The outlook for employment in the UK has fallen for the third consecutive month following half a decade of near sustained growth, according to a new report from accountants and business advisors BDO LLP.
BDO’s Employment Index, which combines forward-looking employment intentions as well as the proportion of part-time or temporary workers in the UK jobs market, fell to 112.76 points in July – the lowest level since May last year. The number of job vacancies in the UK has also fallen 4% since the start of the year as companies grapple with an increasingly sluggish economy.
The report further highlights the pressure of increasing wage growth on businesses. Average weekly earnings increased 3.4% in the three months to May – 0.2 percentage points higher than the three months to April. This growth, set against the backdrop of the negative economic outlook, has meant that companies are looking to save costs by cutting hiring, causing the jobs market to plateau.
Ed Dwan, Partner and Head of the North West at BDO, said: “This could be the beginning of the end of the strong employment market in the UK. It has remained one of the more resilient pillars of the UK economy, even in the face of Brexit, but the glory years appear to be over. Businesses are facing a conundrum of upwards pressure on wages even while the economy lags, so hiring plans are taking a hit.”
The negative outlook was reflected elsewhere in BDO’s Business Trends report. BDO’s Output Index fell by 0.25 points in July, reaching its lowest score since the same period last year. Manufacturing drove the decline, falling by 2.21 points as manufacturers use up stockpiles built up in the face of a no-deal Brexit.
Despite this doom and gloom, optimism in the manufacturing industry drove the Optimism Index slightly higher in July.
Ed Dwan added: “UK businesspeople remained surprisingly upbeat this month, even though economic indicators are by and large going the wrong way.
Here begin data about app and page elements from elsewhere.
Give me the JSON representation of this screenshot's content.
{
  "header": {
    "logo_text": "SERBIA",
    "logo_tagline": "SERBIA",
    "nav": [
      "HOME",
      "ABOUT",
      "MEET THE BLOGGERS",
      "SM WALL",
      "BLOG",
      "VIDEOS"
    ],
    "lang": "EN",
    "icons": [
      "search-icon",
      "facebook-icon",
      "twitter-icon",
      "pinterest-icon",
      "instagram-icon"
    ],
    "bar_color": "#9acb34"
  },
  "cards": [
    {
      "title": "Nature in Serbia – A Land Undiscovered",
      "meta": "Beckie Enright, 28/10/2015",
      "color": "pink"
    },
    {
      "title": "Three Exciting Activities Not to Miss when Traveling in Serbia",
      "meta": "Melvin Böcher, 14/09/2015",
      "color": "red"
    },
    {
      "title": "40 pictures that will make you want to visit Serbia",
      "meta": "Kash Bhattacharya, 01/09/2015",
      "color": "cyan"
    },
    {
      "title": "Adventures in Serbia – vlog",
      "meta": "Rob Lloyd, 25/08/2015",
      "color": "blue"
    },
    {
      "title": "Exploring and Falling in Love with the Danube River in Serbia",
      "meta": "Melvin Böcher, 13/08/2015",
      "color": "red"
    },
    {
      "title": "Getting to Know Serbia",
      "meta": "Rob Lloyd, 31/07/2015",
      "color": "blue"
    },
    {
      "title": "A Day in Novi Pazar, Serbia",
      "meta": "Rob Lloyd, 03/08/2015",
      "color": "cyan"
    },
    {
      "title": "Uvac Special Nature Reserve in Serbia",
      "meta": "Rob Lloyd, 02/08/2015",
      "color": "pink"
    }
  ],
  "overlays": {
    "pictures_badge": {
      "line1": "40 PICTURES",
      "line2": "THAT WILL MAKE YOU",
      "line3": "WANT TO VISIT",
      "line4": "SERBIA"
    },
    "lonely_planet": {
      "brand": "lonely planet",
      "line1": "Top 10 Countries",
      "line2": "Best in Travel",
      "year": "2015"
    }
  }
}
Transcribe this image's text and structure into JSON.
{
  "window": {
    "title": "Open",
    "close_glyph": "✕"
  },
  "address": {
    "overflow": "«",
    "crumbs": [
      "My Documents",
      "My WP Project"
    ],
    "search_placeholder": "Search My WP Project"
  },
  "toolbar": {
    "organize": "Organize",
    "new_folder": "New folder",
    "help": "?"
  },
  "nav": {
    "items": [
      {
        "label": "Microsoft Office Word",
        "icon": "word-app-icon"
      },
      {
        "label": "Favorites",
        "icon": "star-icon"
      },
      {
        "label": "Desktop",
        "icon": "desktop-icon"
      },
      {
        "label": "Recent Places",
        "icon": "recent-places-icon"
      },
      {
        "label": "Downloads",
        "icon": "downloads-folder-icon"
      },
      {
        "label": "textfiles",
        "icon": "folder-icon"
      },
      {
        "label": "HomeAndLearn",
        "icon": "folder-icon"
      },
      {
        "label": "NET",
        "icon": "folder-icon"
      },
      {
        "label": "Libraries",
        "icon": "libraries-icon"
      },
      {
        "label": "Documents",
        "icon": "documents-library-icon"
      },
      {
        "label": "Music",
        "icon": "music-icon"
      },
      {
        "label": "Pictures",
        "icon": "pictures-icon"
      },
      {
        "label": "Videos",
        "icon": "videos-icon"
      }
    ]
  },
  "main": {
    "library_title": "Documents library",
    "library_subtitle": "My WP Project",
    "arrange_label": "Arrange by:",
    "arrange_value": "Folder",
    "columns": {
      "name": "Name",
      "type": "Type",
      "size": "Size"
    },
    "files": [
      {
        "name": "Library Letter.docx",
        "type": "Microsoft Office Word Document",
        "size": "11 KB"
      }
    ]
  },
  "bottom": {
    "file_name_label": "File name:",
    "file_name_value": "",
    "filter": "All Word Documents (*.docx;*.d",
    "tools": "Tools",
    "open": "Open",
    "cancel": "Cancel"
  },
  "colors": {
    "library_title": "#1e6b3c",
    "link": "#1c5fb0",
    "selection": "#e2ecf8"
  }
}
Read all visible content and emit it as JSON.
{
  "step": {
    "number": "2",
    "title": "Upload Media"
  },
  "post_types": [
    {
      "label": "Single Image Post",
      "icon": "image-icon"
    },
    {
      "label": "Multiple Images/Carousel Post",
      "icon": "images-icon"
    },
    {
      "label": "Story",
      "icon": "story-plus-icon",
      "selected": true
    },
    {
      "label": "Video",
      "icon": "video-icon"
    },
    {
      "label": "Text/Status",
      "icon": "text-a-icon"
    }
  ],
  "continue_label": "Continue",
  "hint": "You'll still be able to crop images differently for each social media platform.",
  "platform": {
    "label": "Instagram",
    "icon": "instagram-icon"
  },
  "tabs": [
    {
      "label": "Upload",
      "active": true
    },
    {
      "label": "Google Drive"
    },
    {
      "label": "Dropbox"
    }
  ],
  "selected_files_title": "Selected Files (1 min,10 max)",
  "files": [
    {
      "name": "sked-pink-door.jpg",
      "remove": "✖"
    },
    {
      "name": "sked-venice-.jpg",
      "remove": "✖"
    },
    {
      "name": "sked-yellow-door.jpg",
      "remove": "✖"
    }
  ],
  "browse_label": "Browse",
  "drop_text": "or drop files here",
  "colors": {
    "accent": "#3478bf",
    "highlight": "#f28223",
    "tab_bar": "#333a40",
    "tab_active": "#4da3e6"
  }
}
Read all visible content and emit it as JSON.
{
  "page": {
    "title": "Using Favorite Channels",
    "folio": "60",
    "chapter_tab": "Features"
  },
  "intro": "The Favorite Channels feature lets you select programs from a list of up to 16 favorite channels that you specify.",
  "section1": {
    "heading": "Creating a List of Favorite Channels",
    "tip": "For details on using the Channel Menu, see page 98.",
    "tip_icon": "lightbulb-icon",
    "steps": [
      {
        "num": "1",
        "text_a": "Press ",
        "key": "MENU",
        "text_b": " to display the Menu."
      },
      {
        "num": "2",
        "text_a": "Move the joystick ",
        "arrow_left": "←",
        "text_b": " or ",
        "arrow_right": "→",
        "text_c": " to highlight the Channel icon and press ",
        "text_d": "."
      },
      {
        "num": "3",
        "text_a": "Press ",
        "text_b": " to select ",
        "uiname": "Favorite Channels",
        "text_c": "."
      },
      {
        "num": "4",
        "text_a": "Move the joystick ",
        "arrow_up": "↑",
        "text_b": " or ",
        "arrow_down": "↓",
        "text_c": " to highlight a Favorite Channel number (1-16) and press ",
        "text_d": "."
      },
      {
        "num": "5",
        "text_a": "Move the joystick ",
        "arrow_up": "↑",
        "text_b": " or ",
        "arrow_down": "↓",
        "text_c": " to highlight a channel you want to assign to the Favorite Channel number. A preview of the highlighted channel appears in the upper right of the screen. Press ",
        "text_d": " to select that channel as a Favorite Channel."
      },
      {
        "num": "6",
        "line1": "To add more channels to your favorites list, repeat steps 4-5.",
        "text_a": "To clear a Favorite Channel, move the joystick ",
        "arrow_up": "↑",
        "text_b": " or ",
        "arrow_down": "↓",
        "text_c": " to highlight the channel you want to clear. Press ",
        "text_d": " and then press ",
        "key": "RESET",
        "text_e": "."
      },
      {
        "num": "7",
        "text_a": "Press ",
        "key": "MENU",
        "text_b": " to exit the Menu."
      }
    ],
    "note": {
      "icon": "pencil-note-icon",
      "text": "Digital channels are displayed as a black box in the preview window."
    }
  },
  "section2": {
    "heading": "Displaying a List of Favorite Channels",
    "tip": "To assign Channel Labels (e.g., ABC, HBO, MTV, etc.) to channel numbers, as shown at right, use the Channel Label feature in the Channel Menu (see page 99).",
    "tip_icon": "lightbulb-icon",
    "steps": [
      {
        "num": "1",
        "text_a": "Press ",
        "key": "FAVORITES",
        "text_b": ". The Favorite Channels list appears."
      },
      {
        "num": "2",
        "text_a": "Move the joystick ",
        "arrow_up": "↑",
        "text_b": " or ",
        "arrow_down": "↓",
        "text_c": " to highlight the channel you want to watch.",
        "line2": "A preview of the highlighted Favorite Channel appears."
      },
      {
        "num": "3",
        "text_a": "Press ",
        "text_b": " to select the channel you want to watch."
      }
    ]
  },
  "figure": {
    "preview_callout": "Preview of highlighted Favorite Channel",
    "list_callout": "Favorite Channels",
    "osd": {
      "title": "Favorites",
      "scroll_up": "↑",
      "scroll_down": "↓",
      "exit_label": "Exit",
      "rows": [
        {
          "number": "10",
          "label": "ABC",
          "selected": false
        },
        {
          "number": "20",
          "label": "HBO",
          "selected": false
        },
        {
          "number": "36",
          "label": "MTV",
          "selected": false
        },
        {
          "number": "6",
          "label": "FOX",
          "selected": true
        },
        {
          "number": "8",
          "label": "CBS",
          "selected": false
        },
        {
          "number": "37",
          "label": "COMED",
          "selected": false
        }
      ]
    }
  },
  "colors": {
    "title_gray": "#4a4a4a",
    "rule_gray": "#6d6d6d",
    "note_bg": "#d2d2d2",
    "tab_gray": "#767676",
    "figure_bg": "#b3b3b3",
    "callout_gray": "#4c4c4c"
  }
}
Confidence drives employment and investment, so how it holds up over the next couple of months will be crucial to the UK staying in growth territory in the run up to Brexit.”